**EXERCISE OBJECTIVE**.
In the entries below, work out how many lines include "Reportes", and write only that number.

START RECORDS SHOWN

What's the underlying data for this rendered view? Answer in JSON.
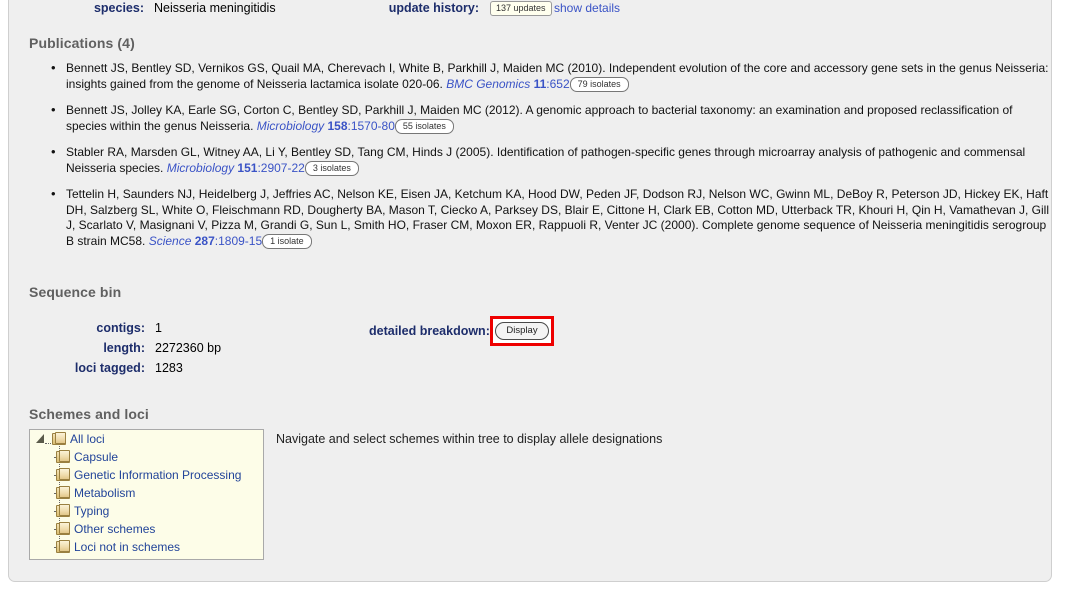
{
  "summary": {
    "species_label": "species:",
    "species_value": "Neisseria meningitidis",
    "update_history_label": "update history:",
    "update_history_badge": "137 updates",
    "show_details_link": "show details"
  },
  "publications": {
    "title": "Publications (4)",
    "items": [
      {
        "authors_and_title": "Bennett JS, Bentley SD, Vernikos GS, Quail MA, Cherevach I, White B, Parkhill J, Maiden MC (2010). Independent evolution of the core and accessory gene sets in the genus Neisseria: insights gained from the genome of Neisseria lactamica isolate 020-06. ",
        "journal": "BMC Genomics",
        "volume": "11",
        "pages": ":652",
        "badge": "79 isolates"
      },
      {
        "authors_and_title": "Bennett JS, Jolley KA, Earle SG, Corton C, Bentley SD, Parkhill J, Maiden MC (2012). A genomic approach to bacterial taxonomy: an examination and proposed reclassification of species within the genus Neisseria. ",
        "journal": "Microbiology",
        "volume": "158",
        "pages": ":1570-80",
        "badge": "55 isolates"
      },
      {
        "authors_and_title": "Stabler RA, Marsden GL, Witney AA, Li Y, Bentley SD, Tang CM, Hinds J (2005). Identification of pathogen-specific genes through microarray analysis of pathogenic and commensal Neisseria species. ",
        "journal": "Microbiology",
        "volume": "151",
        "pages": ":2907-22",
        "badge": "3 isolates"
      },
      {
        "authors_and_title": "Tettelin H, Saunders NJ, Heidelberg J, Jeffries AC, Nelson KE, Eisen JA, Ketchum KA, Hood DW, Peden JF, Dodson RJ, Nelson WC, Gwinn ML, DeBoy R, Peterson JD, Hickey EK, Haft DH, Salzberg SL, White O, Fleischmann RD, Dougherty BA, Mason T, Ciecko A, Parksey DS, Blair E, Cittone H, Clark EB, Cotton MD, Utterback TR, Khouri H, Qin H, Vamathevan J, Gill J, Scarlato V, Masignani V, Pizza M, Grandi G, Sun L, Smith HO, Fraser CM, Moxon ER, Rappuoli R, Venter JC (2000). Complete genome sequence of Neisseria meningitidis serogroup B strain MC58. ",
        "journal": "Science",
        "volume": "287",
        "pages": ":1809-15",
        "badge": "1 isolate"
      }
    ]
  },
  "sequence_bin": {
    "title": "Sequence bin",
    "fields": [
      {
        "key": "contigs:",
        "value": "1"
      },
      {
        "key": "length:",
        "value": "2272360 bp"
      },
      {
        "key": "loci tagged:",
        "value": "1283"
      }
    ],
    "detailed_breakdown_label": "detailed breakdown:",
    "display_button": "Display",
    "highlight_color": "#ee0000"
  },
  "schemes_and_loci": {
    "title": "Schemes and loci",
    "hint": "Navigate and select schemes within tree to display allele designations",
    "tree": {
      "root": "All loci",
      "children": [
        "Capsule",
        "Genetic Information Processing",
        "Metabolism",
        "Typing",
        "Other schemes",
        "Loci not in schemes"
      ]
    }
  }
}
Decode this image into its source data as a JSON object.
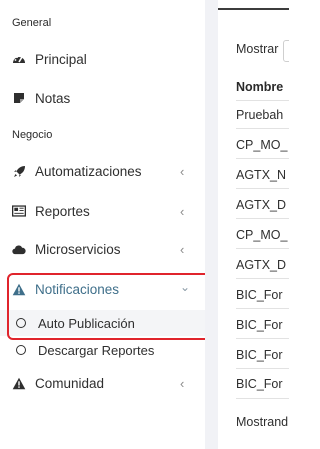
{
  "sidebar": {
    "sections": [
      {
        "title": "General"
      },
      {
        "title": "Negocio"
      }
    ],
    "items": [
      {
        "label": "Principal",
        "icon": "dashboard-icon"
      },
      {
        "label": "Notas",
        "icon": "note-icon"
      },
      {
        "label": "Automatizaciones",
        "icon": "rocket-icon",
        "chevron": "‹"
      },
      {
        "label": "Reportes",
        "icon": "newspaper-icon",
        "chevron": "‹"
      },
      {
        "label": "Microservicios",
        "icon": "cloud-icon",
        "chevron": "‹"
      },
      {
        "label": "Notificaciones",
        "icon": "warning-icon",
        "chevron": "⌄",
        "expanded": true
      },
      {
        "label": "Comunidad",
        "icon": "warning-icon",
        "chevron": "‹"
      }
    ],
    "sub_items": [
      {
        "label": "Auto Publicación",
        "icon": "circle-icon"
      },
      {
        "label": "Descargar Reportes",
        "icon": "circle-icon"
      }
    ]
  },
  "main": {
    "show_label": "Mostrar",
    "column_header": "Nombre",
    "rows": [
      "Pruebah",
      "CP_MO_",
      "AGTX_N",
      "AGTX_D",
      "CP_MO_",
      "AGTX_D",
      "BIC_For",
      "BIC_For",
      "BIC_For",
      "BIC_For"
    ],
    "footer": "Mostrand"
  },
  "colors": {
    "highlight_border": "#e0242c",
    "active_text": "#3f6f8a",
    "gutter": "#f1f2f6"
  }
}
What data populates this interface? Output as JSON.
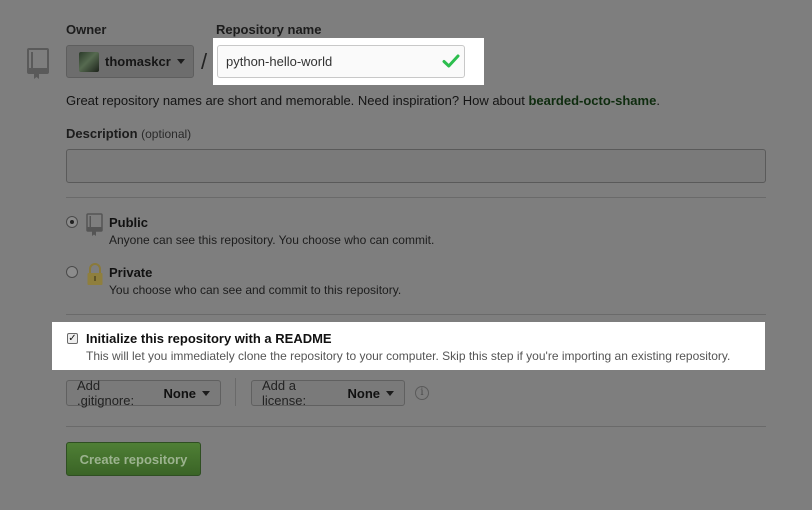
{
  "owner": {
    "label": "Owner",
    "value": "thomaskcr"
  },
  "repo_name": {
    "label": "Repository name",
    "value": "python-hello-world",
    "separator": "/"
  },
  "hint": {
    "text": "Great repository names are short and memorable. Need inspiration? How about ",
    "suggestion": "bearded-octo-shame",
    "suffix": "."
  },
  "description": {
    "label": "Description",
    "optional": "(optional)",
    "value": ""
  },
  "visibility": {
    "public": {
      "title": "Public",
      "desc": "Anyone can see this repository. You choose who can commit.",
      "selected": true
    },
    "private": {
      "title": "Private",
      "desc": "You choose who can see and commit to this repository.",
      "selected": false
    }
  },
  "readme": {
    "title": "Initialize this repository with a README",
    "desc": "This will let you immediately clone the repository to your computer. Skip this step if you're importing an existing repository.",
    "checked": true
  },
  "gitignore": {
    "label": "Add .gitignore:",
    "value": "None"
  },
  "license": {
    "label": "Add a license:",
    "value": "None"
  },
  "create_button": "Create repository",
  "colors": {
    "overlay": "#7e7e7e",
    "check_green": "#2cbe4e",
    "button_green": "#4f7f35"
  }
}
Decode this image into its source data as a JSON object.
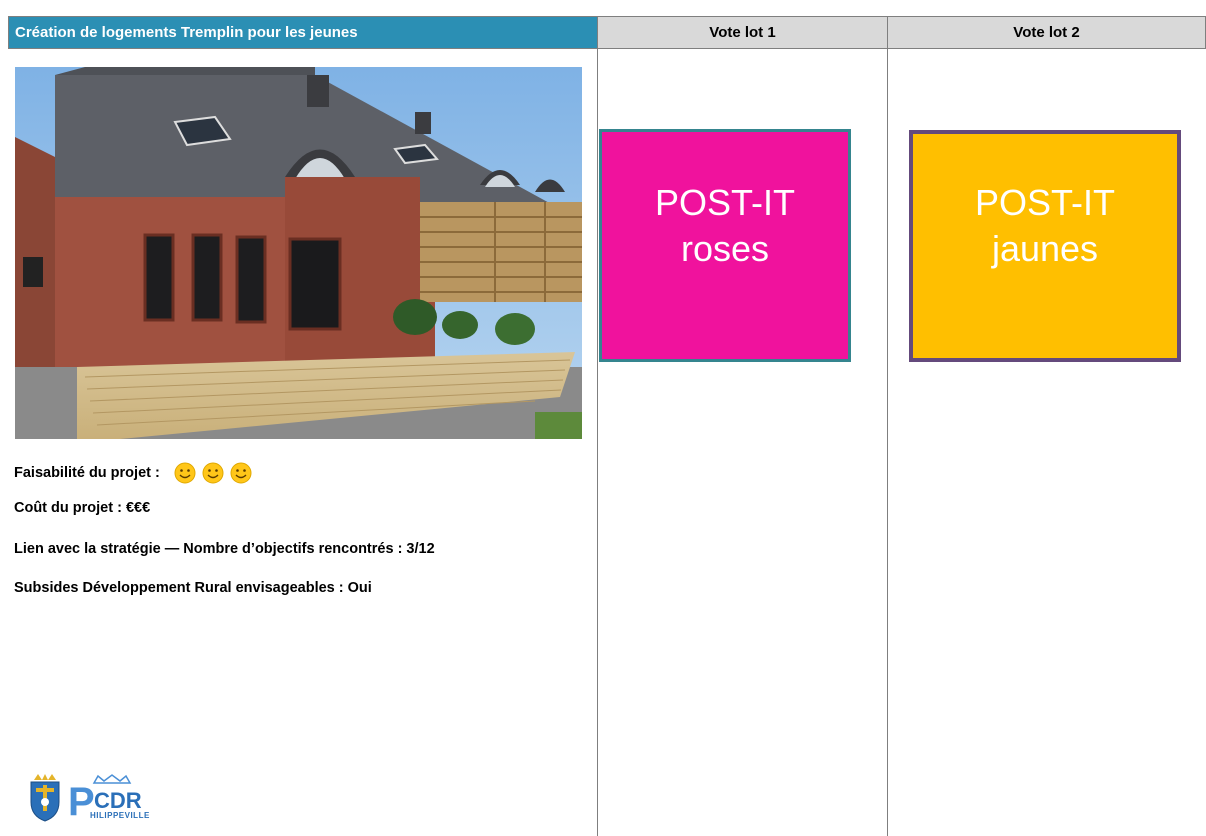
{
  "header": {
    "title": "Création de logements Tremplin pour les jeunes",
    "vote1": "Vote lot 1",
    "vote2": "Vote lot 2"
  },
  "project": {
    "feasibility_label": "Faisabilité du projet :",
    "feasibility_smileys": 3,
    "cost": "Coût du projet : €€€",
    "strategy": "Lien avec la stratégie — Nombre d’objectifs rencontrés : 3/12",
    "subsidies": "Subsides Développement Rural envisageables : Oui"
  },
  "postits": {
    "pink": {
      "line1": "POST-IT",
      "line2": "roses",
      "color": "#f0129d",
      "border": "#35858f"
    },
    "yellow": {
      "line1": "POST-IT",
      "line2": "jaunes",
      "color": "#ffbf00",
      "border": "#644a7c"
    }
  },
  "logo": {
    "letter": "P",
    "text": "CDR",
    "subtitle": "HILIPPEVILLE"
  },
  "colors": {
    "header_blue": "#2b8fb4",
    "header_grey": "#d9d9d9"
  }
}
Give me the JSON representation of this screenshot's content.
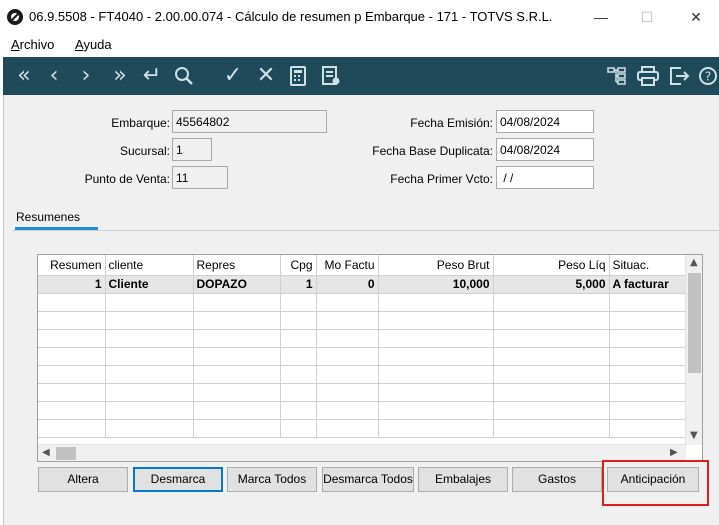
{
  "window": {
    "title": "06.9.5508 - FT4040 - 2.00.00.074 - Cálculo de resumen p Embarque - 171 - TOTVS S.R.L.",
    "minimize": "—",
    "maximize": "☐",
    "close": "✕"
  },
  "menu": {
    "archivo_acc": "A",
    "archivo_rest": "rchivo",
    "ayuda_acc": "A",
    "ayuda_rest": "yuda"
  },
  "toolbar_icons": [
    "first-icon",
    "previous-icon",
    "next-icon",
    "last-icon",
    "return-icon",
    "search-icon",
    "confirm-icon",
    "cancel-icon",
    "calculator-icon",
    "notes-icon",
    "tree-icon",
    "print-icon",
    "exit-icon",
    "help-icon"
  ],
  "form": {
    "embarque_label": "Embarque:",
    "embarque_value": "45564802",
    "sucursal_label": "Sucursal:",
    "sucursal_value": "1",
    "punto_label": "Punto de Venta:",
    "punto_value": "11",
    "fecha_emision_label": "Fecha Emisión:",
    "fecha_emision_value": "04/08/2024",
    "fecha_base_label": "Fecha Base Duplicata:",
    "fecha_base_value": "04/08/2024",
    "fecha_primer_label": "Fecha Primer Vcto:",
    "fecha_primer_value": " / /"
  },
  "tab": {
    "label": "Resumenes"
  },
  "grid": {
    "columns": [
      "Resumen",
      "cliente",
      "Repres",
      "Cpg",
      "Mo Factu",
      "Peso Brut",
      "Peso Líq",
      "Situac."
    ],
    "rows": [
      [
        "1",
        "Cliente",
        "DOPAZO",
        "1",
        "0",
        "10,000",
        "5,000",
        "A facturar"
      ]
    ]
  },
  "buttons": {
    "altera": "Altera",
    "desmarca": "Desmarca",
    "marca_todos": "Marca Todos",
    "desmarca_todos": "Desmarca Todos",
    "embalajes": "Embalajes",
    "gastos": "Gastos",
    "anticipacion": "Anticipación"
  },
  "colors": {
    "toolbar": "#1e4a5a",
    "highlight": "#e01e1e",
    "focus": "#0078d7"
  }
}
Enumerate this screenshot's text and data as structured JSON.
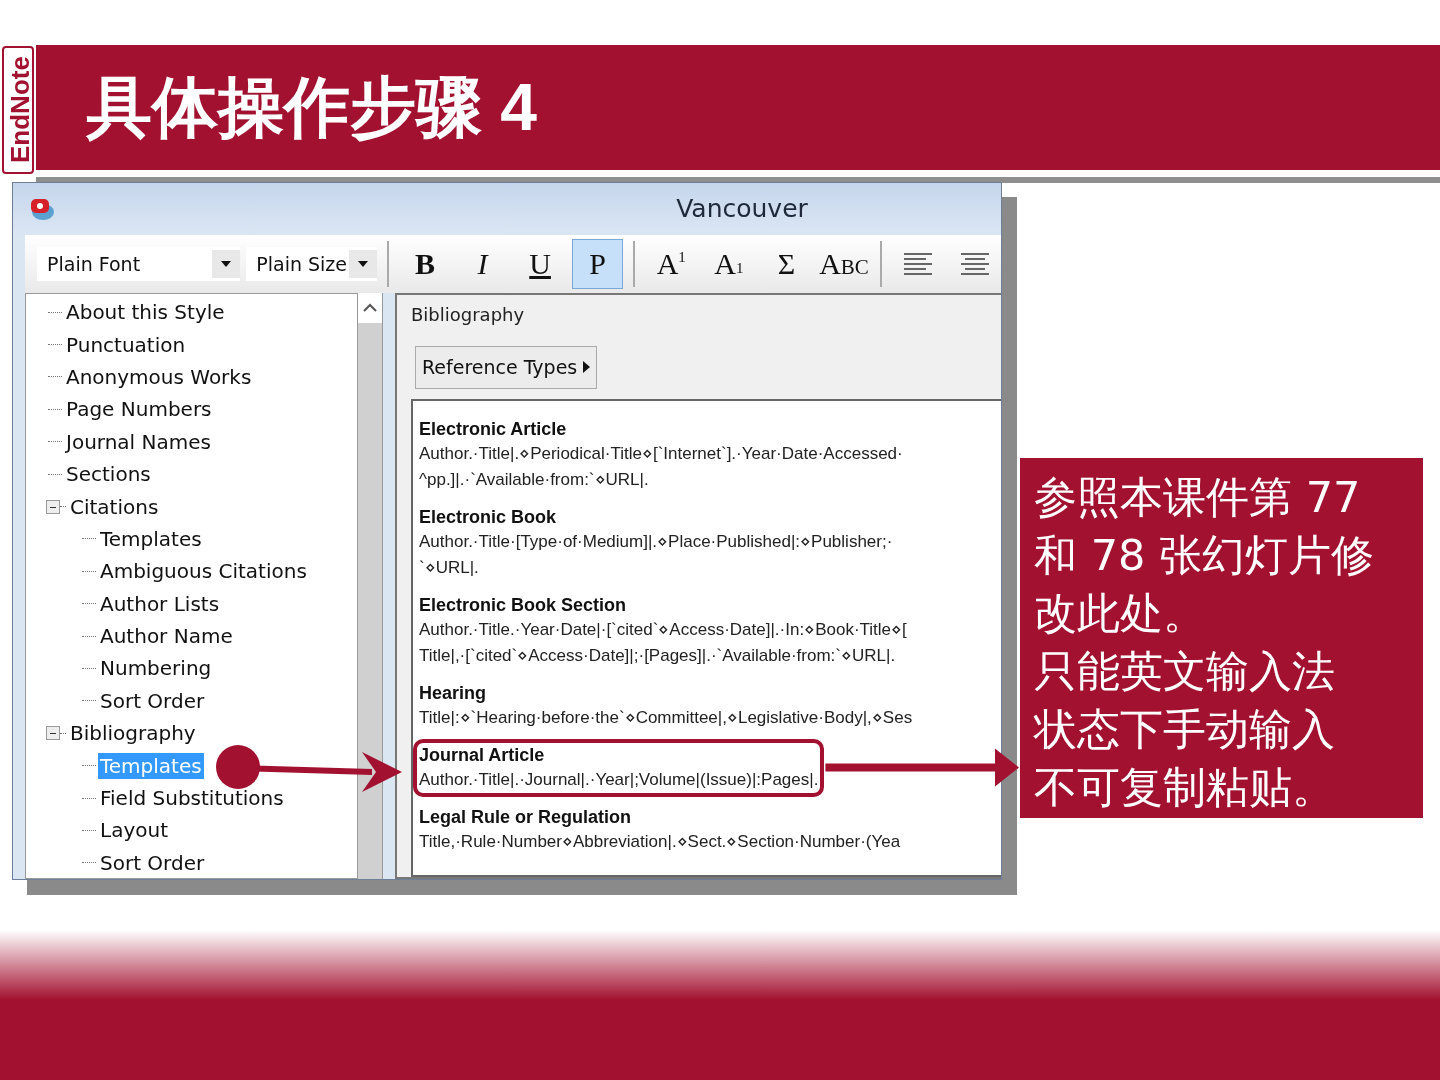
{
  "slide": {
    "logo": "EndNote",
    "title": "具体操作步骤 4",
    "callout": [
      "参照本课件第 77",
      "和 78 张幻灯片修",
      "改此处。",
      "只能英文输入法",
      "状态下手动输入",
      "不可复制粘贴。"
    ]
  },
  "window": {
    "title": "Vancouver",
    "toolbar": {
      "font": "Plain Font",
      "size": "Plain Size",
      "buttons": [
        {
          "kind": "bold",
          "label": "B",
          "selected": false
        },
        {
          "kind": "italic",
          "label": "I",
          "selected": false
        },
        {
          "kind": "underline",
          "label": "U",
          "selected": false
        },
        {
          "kind": "plain",
          "label": "P",
          "selected": true
        },
        {
          "kind": "superscript",
          "label": "A$^{1}$",
          "selected": false
        },
        {
          "kind": "subscript",
          "label": "A$_{1}$",
          "selected": false
        },
        {
          "kind": "symbol",
          "label": "Σ",
          "selected": false
        },
        {
          "kind": "smallcaps",
          "label": "Abc",
          "selected": false
        },
        {
          "kind": "align-left",
          "selected": false
        },
        {
          "kind": "align-center",
          "selected": false
        }
      ]
    },
    "tree": [
      {
        "label": "About this Style",
        "selected": false
      },
      {
        "label": "Punctuation",
        "selected": false
      },
      {
        "label": "Anonymous Works",
        "selected": false
      },
      {
        "label": "Page Numbers",
        "selected": false
      },
      {
        "label": "Journal Names",
        "selected": false
      },
      {
        "label": "Sections",
        "selected": false
      },
      {
        "label": "Citations",
        "selected": false,
        "expanded": true,
        "children": [
          {
            "label": "Templates",
            "selected": false
          },
          {
            "label": "Ambiguous Citations",
            "selected": false
          },
          {
            "label": "Author Lists",
            "selected": false
          },
          {
            "label": "Author Name",
            "selected": false
          },
          {
            "label": "Numbering",
            "selected": false
          },
          {
            "label": "Sort Order",
            "selected": false
          }
        ]
      },
      {
        "label": "Bibliography",
        "selected": false,
        "expanded": true,
        "children": [
          {
            "label": "Templates",
            "selected": true
          },
          {
            "label": "Field Substitutions",
            "selected": false
          },
          {
            "label": "Layout",
            "selected": false
          },
          {
            "label": "Sort Order",
            "selected": false
          }
        ]
      }
    ],
    "panel": {
      "title": "Bibliography",
      "menu_button": "Reference Types",
      "templates": [
        {
          "name": "Electronic Article",
          "lines": [
            "Author.·Title|.⋄Periodical·Title⋄[`Internet`].·Year·Date·Accessed·",
            "^pp.]|.·`Available·from:`⋄URL|."
          ],
          "highlighted": false
        },
        {
          "name": "Electronic Book",
          "lines": [
            "Author.·Title·[Type·of·Medium]|.⋄Place·Published|:⋄Publisher;·",
            "`⋄URL|."
          ],
          "highlighted": false
        },
        {
          "name": "Electronic Book Section",
          "lines": [
            "Author.·Title.·Year·Date|·[`cited`⋄Access·Date]|.·In:⋄Book·Title⋄[",
            "Title|,·[`cited`⋄Access·Date]|;·[Pages]|.·`Available·from:`⋄URL|."
          ],
          "highlighted": false
        },
        {
          "name": "Hearing",
          "lines": [
            "Title|:⋄`Hearing·before·the`⋄Committee|,⋄Legislative·Body|,⋄Ses"
          ],
          "highlighted": false
        },
        {
          "name": "Journal Article",
          "lines": [
            "Author.·Title|.·Journal|.·Year|;Volume|(Issue)|:Pages|."
          ],
          "highlighted": true
        },
        {
          "name": "Legal Rule or Regulation",
          "lines": [
            "Title,·Rule·Number⋄Abbreviation|.⋄Sect.⋄Section·Number·(Yea"
          ],
          "highlighted": false
        }
      ]
    }
  }
}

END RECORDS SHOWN

**EXPECTED OUTPUT**.
2